Print every entry below exactly, leaving out the pictures.

The records:
__________

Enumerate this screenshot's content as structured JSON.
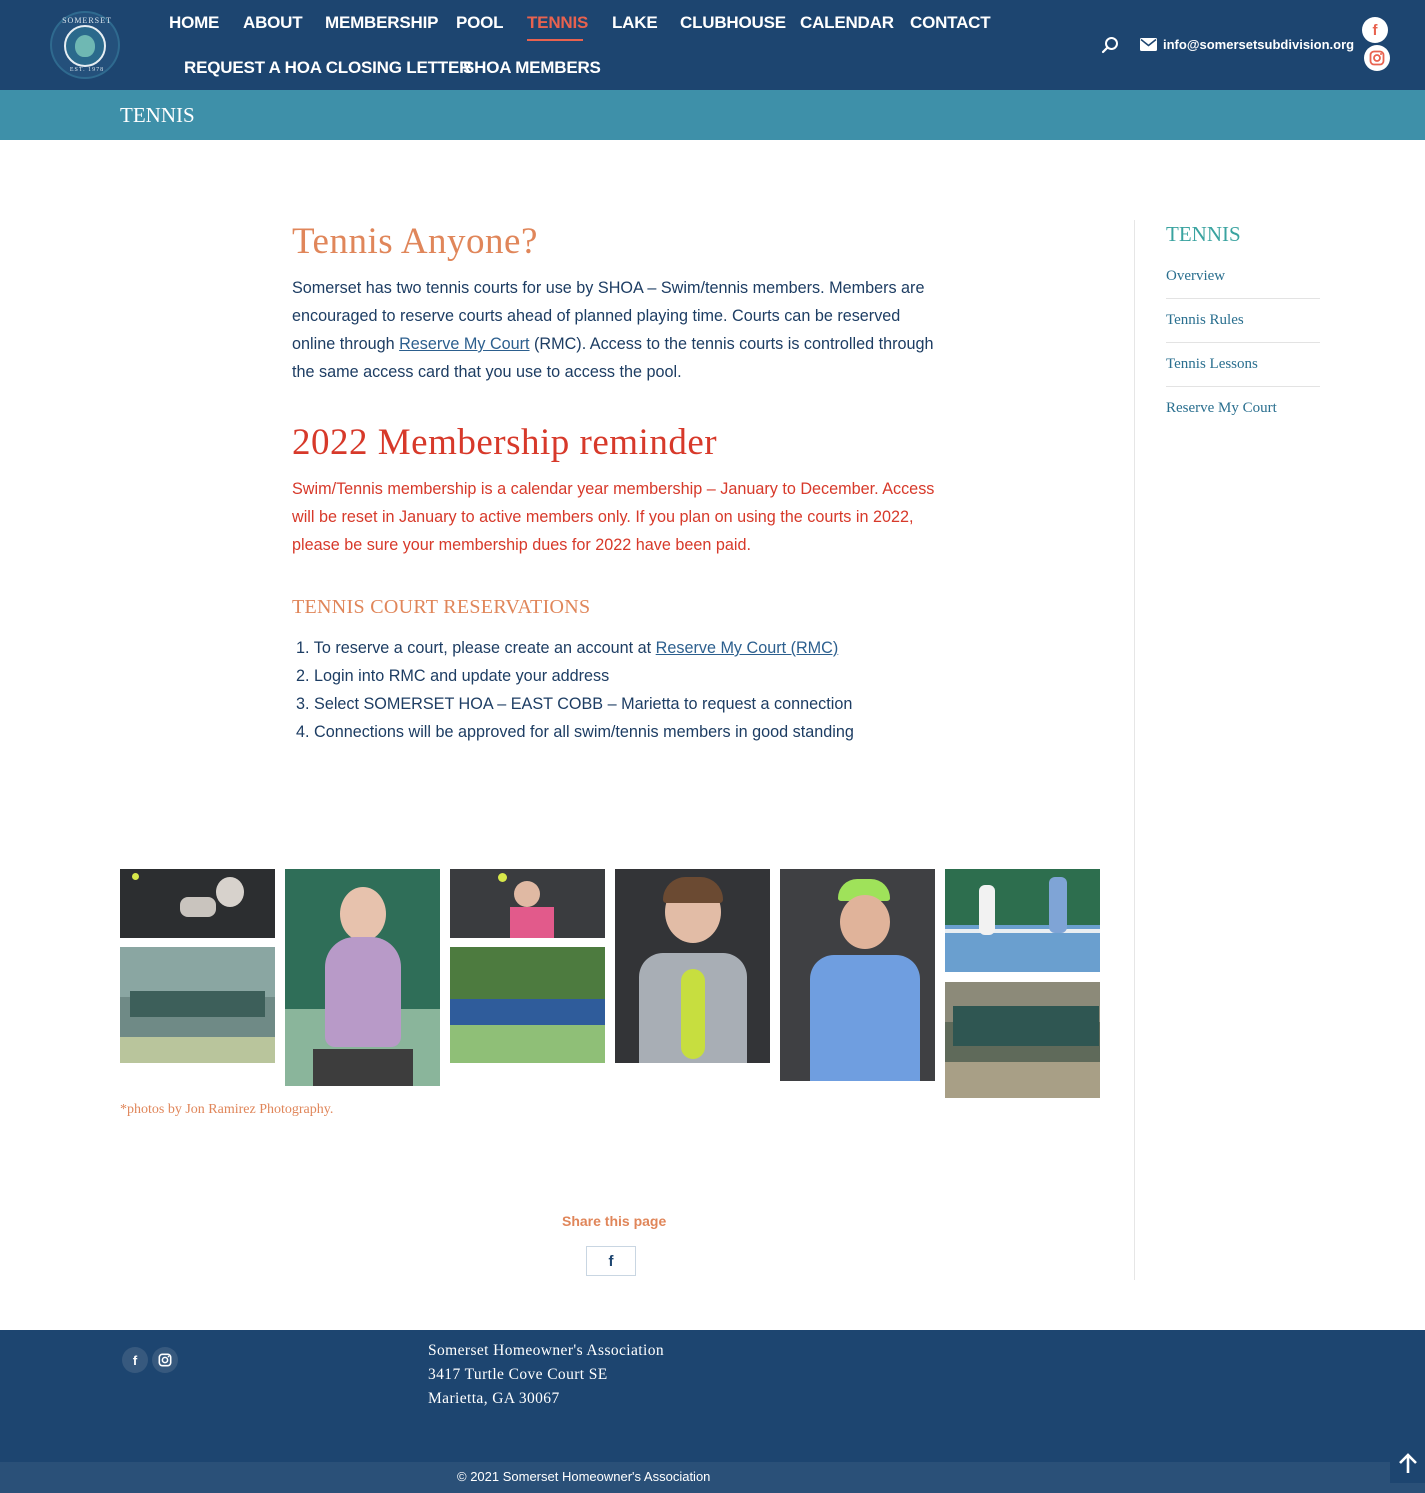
{
  "header": {
    "logo_top_text": "SOMERSET",
    "logo_bottom_text": "EST. 1978",
    "nav": [
      {
        "label": "HOME"
      },
      {
        "label": "ABOUT"
      },
      {
        "label": "MEMBERSHIP"
      },
      {
        "label": "POOL"
      },
      {
        "label": "TENNIS",
        "active": true
      },
      {
        "label": "LAKE"
      },
      {
        "label": "CLUBHOUSE"
      },
      {
        "label": "CALENDAR"
      },
      {
        "label": "CONTACT"
      },
      {
        "label": "REQUEST A HOA CLOSING LETTER"
      },
      {
        "label": "SHOA MEMBERS"
      }
    ],
    "email": "info@somersetsubdivision.org",
    "icons": [
      "search-icon",
      "mail-icon",
      "facebook-icon",
      "instagram-icon"
    ],
    "accent_color": "#e8624f",
    "bg_color": "#1d4570"
  },
  "page_title": "TENNIS",
  "main": {
    "heading": "Tennis Anyone?",
    "intro_before_link": "Somerset has two tennis courts for use by SHOA – Swim/tennis members. Members are encouraged to reserve courts ahead of planned playing time. Courts can be reserved online through ",
    "intro_link": "Reserve My Court",
    "intro_after_link": " (RMC). Access to the tennis courts is controlled through the same access card that you use to access the pool.",
    "reminder_heading": "2022 Membership reminder",
    "reminder_text": "Swim/Tennis membership is a calendar year membership – January to December. Access will be reset in January to active members only. If you plan on using the courts in 2022, please be sure your membership dues for 2022 have been paid.",
    "reservations_heading": "TENNIS COURT RESERVATIONS",
    "steps": [
      {
        "num": "1.",
        "text": "To reserve a court, please create an account at ",
        "link": "Reserve My Court (RMC)"
      },
      {
        "num": "2.",
        "text": "Login into RMC and update your address"
      },
      {
        "num": "3.",
        "text": "Select SOMERSET HOA – EAST COBB – Marietta to request a connection"
      },
      {
        "num": "4.",
        "text": "Connections will be approved for all swim/tennis members in good standing"
      }
    ],
    "photo_caption": "*photos by Jon Ramirez Photography.",
    "share_label": "Share this page",
    "share_button": "f"
  },
  "sidebar": {
    "title": "TENNIS",
    "items": [
      {
        "label": "Overview"
      },
      {
        "label": "Tennis Rules"
      },
      {
        "label": "Tennis Lessons"
      },
      {
        "label": "Reserve My Court"
      }
    ]
  },
  "footer": {
    "address": [
      "Somerset Homeowner's Association",
      "3417 Turtle Cove Court SE",
      "Marietta, GA 30067"
    ],
    "copyright": "© 2021 Somerset Homeowner's Association"
  }
}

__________

Task answer:
Enumerate this screenshot's content as structured JSON.
{
  "header": {
    "logo_top_text": "SOMERSET",
    "logo_bottom_text": "EST. 1978",
    "nav": [
      {
        "label": "HOME"
      },
      {
        "label": "ABOUT"
      },
      {
        "label": "MEMBERSHIP"
      },
      {
        "label": "POOL"
      },
      {
        "label": "TENNIS",
        "active": true
      },
      {
        "label": "LAKE"
      },
      {
        "label": "CLUBHOUSE"
      },
      {
        "label": "CALENDAR"
      },
      {
        "label": "CONTACT"
      },
      {
        "label": "REQUEST A HOA CLOSING LETTER"
      },
      {
        "label": "SHOA MEMBERS"
      }
    ],
    "email": "info@somersetsubdivision.org",
    "icons": [
      "search-icon",
      "mail-icon",
      "facebook-icon",
      "instagram-icon"
    ],
    "accent_color": "#e8624f",
    "bg_color": "#1d4570"
  },
  "page_title": "TENNIS",
  "main": {
    "heading": "Tennis Anyone?",
    "intro_before_link": "Somerset has two tennis courts for use by SHOA – Swim/tennis members. Members are encouraged to reserve courts ahead of planned playing time. Courts can be reserved online through ",
    "intro_link": "Reserve My Court",
    "intro_after_link": " (RMC). Access to the tennis courts is controlled through the same access card that you use to access the pool.",
    "reminder_heading": "2022 Membership reminder",
    "reminder_text": "Swim/Tennis membership is a calendar year membership – January to December. Access will be reset in January to active members only. If you plan on using the courts in 2022, please be sure your membership dues for 2022 have been paid.",
    "reservations_heading": "TENNIS COURT RESERVATIONS",
    "steps": [
      {
        "num": "1.",
        "text": "To reserve a court, please create an account at ",
        "link": "Reserve My Court (RMC)"
      },
      {
        "num": "2.",
        "text": "Login into RMC and update your address"
      },
      {
        "num": "3.",
        "text": "Select SOMERSET HOA – EAST COBB – Marietta to request a connection"
      },
      {
        "num": "4.",
        "text": "Connections will be approved for all swim/tennis members in good standing"
      }
    ],
    "photo_caption": "*photos by Jon Ramirez Photography.",
    "share_label": "Share this page",
    "share_button": "f"
  },
  "sidebar": {
    "title": "TENNIS",
    "items": [
      {
        "label": "Overview"
      },
      {
        "label": "Tennis Rules"
      },
      {
        "label": "Tennis Lessons"
      },
      {
        "label": "Reserve My Court"
      }
    ]
  },
  "footer": {
    "address": [
      "Somerset Homeowner's Association",
      "3417 Turtle Cove Court SE",
      "Marietta, GA 30067"
    ],
    "copyright": "© 2021 Somerset Homeowner's Association"
  }
}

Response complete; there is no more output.